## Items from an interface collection
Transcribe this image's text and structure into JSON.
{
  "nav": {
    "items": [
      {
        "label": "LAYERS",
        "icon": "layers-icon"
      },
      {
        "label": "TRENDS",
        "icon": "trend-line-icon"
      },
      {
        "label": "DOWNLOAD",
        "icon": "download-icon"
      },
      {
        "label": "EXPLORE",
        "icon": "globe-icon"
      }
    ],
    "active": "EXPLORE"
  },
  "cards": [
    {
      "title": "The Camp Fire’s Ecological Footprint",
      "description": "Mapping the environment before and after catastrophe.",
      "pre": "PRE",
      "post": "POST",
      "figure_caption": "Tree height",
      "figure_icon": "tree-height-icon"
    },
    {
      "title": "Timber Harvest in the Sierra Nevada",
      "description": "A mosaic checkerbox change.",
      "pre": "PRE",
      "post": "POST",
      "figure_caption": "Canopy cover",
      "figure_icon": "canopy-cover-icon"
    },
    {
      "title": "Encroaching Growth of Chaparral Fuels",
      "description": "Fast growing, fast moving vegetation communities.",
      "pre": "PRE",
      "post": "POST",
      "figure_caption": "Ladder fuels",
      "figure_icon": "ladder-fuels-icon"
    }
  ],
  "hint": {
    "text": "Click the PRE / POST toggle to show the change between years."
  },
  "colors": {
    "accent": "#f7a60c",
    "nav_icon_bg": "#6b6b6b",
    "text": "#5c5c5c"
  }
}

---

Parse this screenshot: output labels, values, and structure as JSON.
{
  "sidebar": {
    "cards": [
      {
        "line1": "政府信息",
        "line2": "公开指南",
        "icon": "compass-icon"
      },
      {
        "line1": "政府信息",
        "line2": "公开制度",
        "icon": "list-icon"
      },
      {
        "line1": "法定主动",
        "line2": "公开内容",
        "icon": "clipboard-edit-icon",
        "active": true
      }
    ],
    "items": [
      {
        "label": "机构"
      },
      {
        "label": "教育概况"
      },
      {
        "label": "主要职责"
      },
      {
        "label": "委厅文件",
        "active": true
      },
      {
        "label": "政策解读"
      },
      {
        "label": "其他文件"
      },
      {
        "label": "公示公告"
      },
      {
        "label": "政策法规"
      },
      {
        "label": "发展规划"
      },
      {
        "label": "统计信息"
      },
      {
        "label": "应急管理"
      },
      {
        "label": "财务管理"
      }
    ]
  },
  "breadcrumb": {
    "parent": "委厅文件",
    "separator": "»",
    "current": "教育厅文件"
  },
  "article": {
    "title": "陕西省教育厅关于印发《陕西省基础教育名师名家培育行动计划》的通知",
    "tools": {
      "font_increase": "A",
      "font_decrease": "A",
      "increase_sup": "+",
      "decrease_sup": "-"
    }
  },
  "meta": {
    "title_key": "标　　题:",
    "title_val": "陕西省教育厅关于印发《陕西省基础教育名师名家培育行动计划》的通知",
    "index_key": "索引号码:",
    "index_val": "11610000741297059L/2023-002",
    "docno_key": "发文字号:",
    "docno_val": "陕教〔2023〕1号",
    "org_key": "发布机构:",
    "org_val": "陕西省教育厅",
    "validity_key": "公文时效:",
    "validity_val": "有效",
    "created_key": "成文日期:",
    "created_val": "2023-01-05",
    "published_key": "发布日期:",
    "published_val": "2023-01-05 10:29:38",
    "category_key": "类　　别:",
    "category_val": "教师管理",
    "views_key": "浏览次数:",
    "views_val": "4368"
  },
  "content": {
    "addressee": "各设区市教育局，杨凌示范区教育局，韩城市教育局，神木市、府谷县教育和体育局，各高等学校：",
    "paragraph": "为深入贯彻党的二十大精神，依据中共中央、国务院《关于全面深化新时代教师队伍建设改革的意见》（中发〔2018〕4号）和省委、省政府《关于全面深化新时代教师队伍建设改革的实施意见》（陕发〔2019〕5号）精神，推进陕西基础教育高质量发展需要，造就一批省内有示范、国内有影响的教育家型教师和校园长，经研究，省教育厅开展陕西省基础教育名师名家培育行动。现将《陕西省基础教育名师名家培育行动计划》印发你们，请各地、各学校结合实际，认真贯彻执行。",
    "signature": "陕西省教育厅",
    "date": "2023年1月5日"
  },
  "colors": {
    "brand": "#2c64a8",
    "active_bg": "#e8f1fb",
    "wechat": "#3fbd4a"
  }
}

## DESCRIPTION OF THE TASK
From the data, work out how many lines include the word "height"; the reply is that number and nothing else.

## REPLY TO THE TASK
2